Anyway, had I known the BZO portion of the course was actually on the course agenda / syllabus, the other experienced shooters in the course could have assisted the newer shooters with their newly installed optics before the course started. The instructors didn’t want any firearms uncased before the safety brief, but I think it would have been appropriate to allow students to break out the upper receivers (for those who have AR-15 style rifles) and bore sight before the class began.
Again, I totally understand that a 1.0 course is oriented towards the most novice shooter, but I felt that the BZO / zeroing portion of the course was detrimental to the pace of the course. It’s obviously necessary for a beginner course, but it could be optimized in some fashion.
While not a real complaint or gripe, but I personally didn’t take much stock in the firearms maintenance / cleaning presentation during lunch. Firearms cleaning is a religion in the firearms community and everyone is split off in different ideologies and beliefs when it comes to cleaning firearms.
I have my own set way of cleaning my firearms, particularly my long guns. My cleaning equipment for the AR-15 platform is very much tuned, too, considering I use specific rod, jag, and patch combos that I have found to be optimal for the AR barrel, along with various scrapers and brushes to clean the bolt and action.
But for the ‘newbie’ AR owner, the cleaning presentation definitely covered what needs to be cleaned and inspected during regular rifle maintenance.
At the end of the day, the FOG Carbine Manipulation 1.0 course wasn’t as fulfilling for me as I hoped.
I didn’t do an exact round count, but I walked into the class with seven (7) 90-round boxes of XM193 (on 10 round stripper clips) and a few extra strippers from a partially used box. I walked out of the class with four (4) full 90-round boxes and a extra rounds in my magazines. So I think I expended roughly 270 rounds. Other shooters probably expended more, especially the newer shooters who took a few more iterations in specific drills if they were called out by an instructor to make corrections and retry, and those who spent more time zeroing their firearms that morning.
That is not to say that I didn’t pick up a few things from the FOG Carbine Manipulation 1.0 course. I did learn that I was gripping my fresh magazines in a less than ideal manner during reloads (speed, tactical, or administrative), so I’m not getting better magazine lockup into the gun during seating. I also learned out that I (personally) can shoot prone well enough ‘monopoding’ off the 30 round magazine.
Since I didn’t find 1.0 fulfilling for me, that means I *will* be enrolling in the FOG Carbine Manipulation 1.5 course in the very near future. It is a more advanced course and the reason why I didn’t enroll in 1.5 is because FOG has always had a standing requirement that students start off in 1.0 courses before enrolling into the higher numbered training evolutions.
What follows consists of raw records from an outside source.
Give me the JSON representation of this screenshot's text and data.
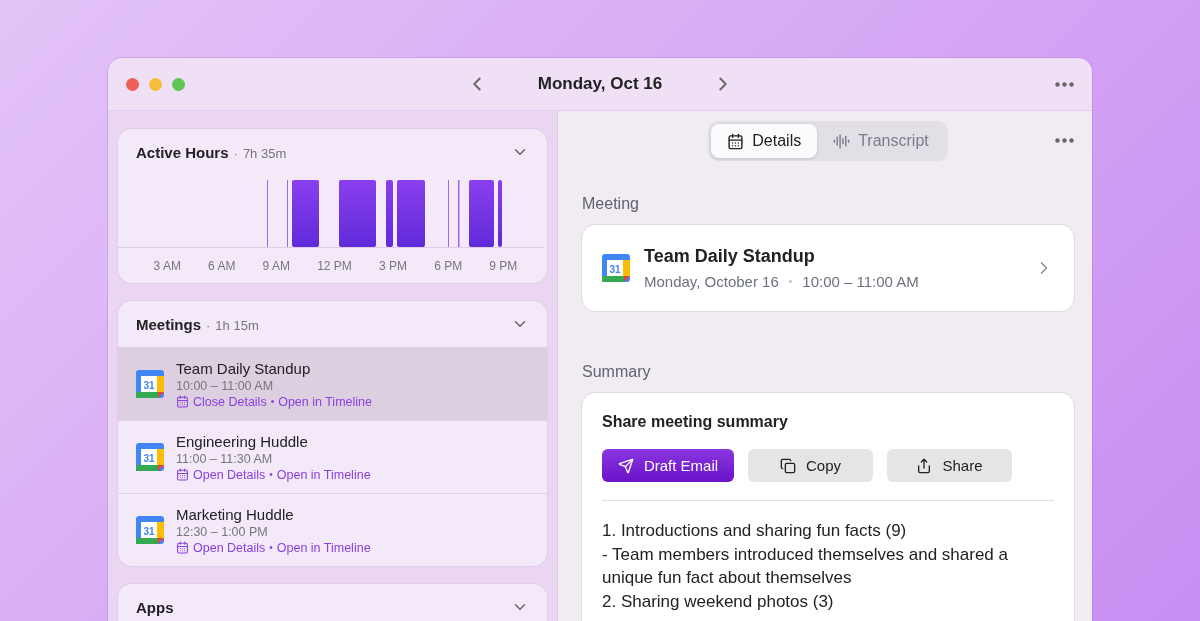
{
  "window": {
    "title": "Monday, Oct 16"
  },
  "sidebar": {
    "active_hours": {
      "title": "Active Hours",
      "separator": "·",
      "total": "7h 35m",
      "axis_labels": [
        "3 AM",
        "6 AM",
        "9 AM",
        "12 PM",
        "3 PM",
        "6 PM",
        "9 PM"
      ]
    },
    "meetings": {
      "title": "Meetings",
      "separator": "·",
      "total": "1h 15m",
      "items": [
        {
          "calendar_day": "31",
          "title": "Team Daily Standup",
          "time": "10:00 – 11:00 AM",
          "details_action": "Close Details",
          "separator": "•",
          "timeline_action": "Open in Timeline",
          "selected": true
        },
        {
          "calendar_day": "31",
          "title": "Engineering Huddle",
          "time": "11:00 – 11:30 AM",
          "details_action": "Open Details",
          "separator": "•",
          "timeline_action": "Open in Timeline",
          "selected": false
        },
        {
          "calendar_day": "31",
          "title": "Marketing Huddle",
          "time": "12:30 – 1:00 PM",
          "details_action": "Open Details",
          "separator": "•",
          "timeline_action": "Open in Timeline",
          "selected": false
        }
      ]
    },
    "apps": {
      "title": "Apps"
    }
  },
  "detail": {
    "tabs": [
      {
        "label": "Details",
        "selected": true
      },
      {
        "label": "Transcript",
        "selected": false
      }
    ],
    "meeting_heading": "Meeting",
    "meeting": {
      "calendar_day": "31",
      "title": "Team Daily Standup",
      "date": "Monday, October 16",
      "separator": "•",
      "time": "10:00 – 11:00 AM"
    },
    "summary_heading": "Summary",
    "summary": {
      "title": "Share meeting summary",
      "buttons": [
        {
          "kind": "email",
          "label": "Draft Email"
        },
        {
          "kind": "copy",
          "label": "Copy"
        },
        {
          "kind": "share",
          "label": "Share"
        }
      ],
      "lines": [
        "1. Introductions and sharing fun facts (9)",
        "- Team members introduced themselves and shared a unique fun fact about themselves",
        "2. Sharing weekend photos (3)"
      ]
    }
  }
}
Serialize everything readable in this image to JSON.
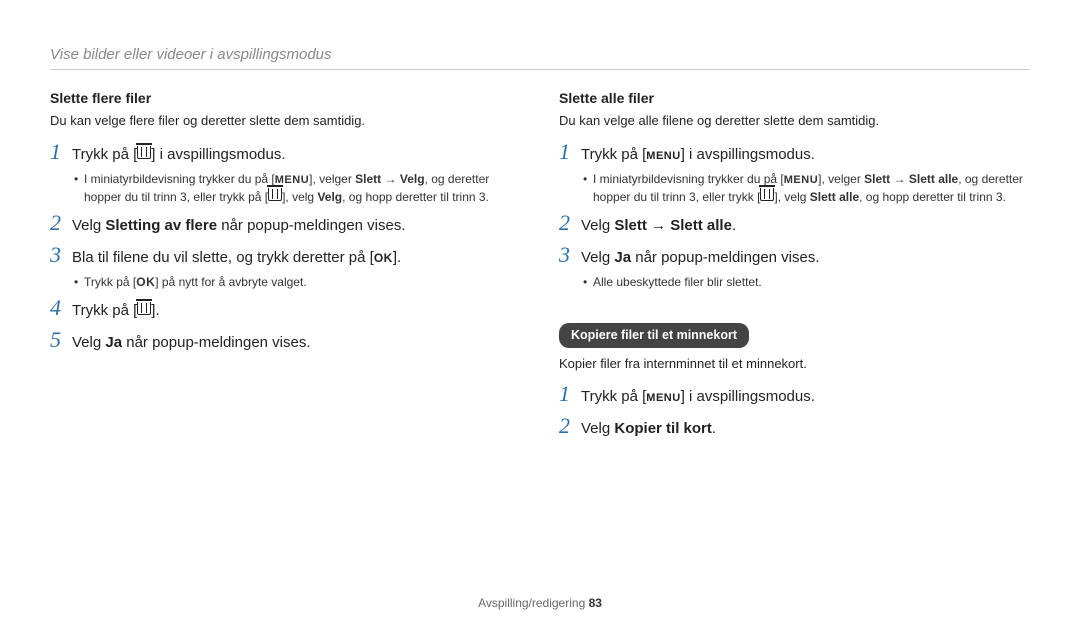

I highly recommend that anyone who wants to take a FOG Carbine course to get more experience should contact FOG directly, and see if they can skip Carbine Manipulation 1.0 and enroll directly in Carbine Manipulation 1.5.
For anyone else that is a novice shooter or a new rifle owner, those people should not skip 1.0. Carbine Manipulation 1.0 will get the new / beginner and novice rifle shooters up and going from the ground up with a good amount of knowledge at the end of the day.
The Falcon Operations Group Carbine Manipulation 1.0 course if a solid class for those just starting out in defensive rifle/carbine tactics. To enroll in the FOG Carbine Manipulation 1.0 course or any other FOG class, visit the FOG website at http://falconops.net.